◆ **PROBLEM DESCRIPTION**
For each line below that contains the string "Learning", copy that line.

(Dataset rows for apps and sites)
******

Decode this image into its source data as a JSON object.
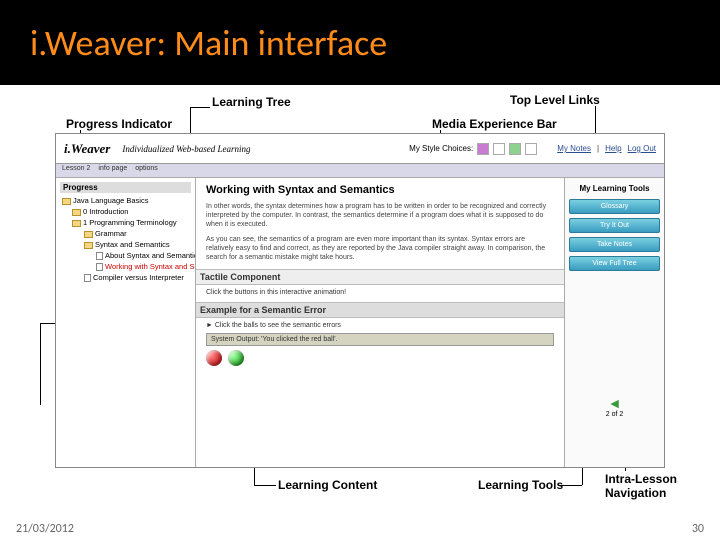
{
  "slide": {
    "title": "i.Weaver: Main interface",
    "date": "21/03/2012",
    "page": "30"
  },
  "callouts": {
    "progress": "Progress Indicator",
    "tree": "Learning Tree",
    "toplinks": "Top Level Links",
    "media": "Media Experience Bar",
    "tactile": "Tactile Component",
    "content": "Learning Content",
    "tools": "Learning Tools",
    "intranav": "Intra-Lesson Navigation"
  },
  "ss": {
    "logo": "i.Weaver",
    "tagline": "Individualized Web-based Learning",
    "styles_label": "My Style Choices:",
    "toplinks": {
      "notes": "My Notes",
      "help": "Help",
      "logout": "Log Out"
    },
    "nav": {
      "a": "Lesson 2",
      "b": "info page",
      "c": "options"
    },
    "tree": {
      "hdr": "Progress",
      "root": "Java Language Basics",
      "intro": "0 Introduction",
      "term": "1 Programming Terminology",
      "gram": "Grammar",
      "synsem": "Syntax and Semantics",
      "about": "About Syntax and Semantics",
      "work": "Working with Syntax and Semantics",
      "compint": "Compiler versus Interpreter"
    },
    "main": {
      "h1": "Working with Syntax and Semantics",
      "p1": "In other words, the syntax determines how a program has to be written in order to be recognized and correctly interpreted by the computer. In contrast, the semantics determine if a program does what it is supposed to do when it is executed.",
      "p2": "As you can see, the semantics of a program are even more important than its syntax. Syntax errors are relatively easy to find and correct, as they are reported by the Java compiler straight away. In comparison, the search for a semantic mistake might take hours.",
      "tactile_hdr": "Tactile Component",
      "tactile_instr": "Click the buttons in this interactive animation!",
      "example_hdr": "Example for a Semantic Error",
      "example_instr": "► Click the balls to see the semantic errors",
      "output": "System Output: 'You clicked the red ball'."
    },
    "tools": {
      "hdr": "My Learning Tools",
      "b1": "Glossary",
      "b2": "Try It Out",
      "b3": "Take Notes",
      "b4": "View Full Tree",
      "nav_counter": "2 of 2"
    }
  }
}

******

◆ **ANSWER BELOW**
    "tree": "Learning Tree",
    "content": "Learning Content",
    "tools": "Learning Tools",
    "tagline": "Individualized Web-based Learning",
      "hdr": "My Learning Tools",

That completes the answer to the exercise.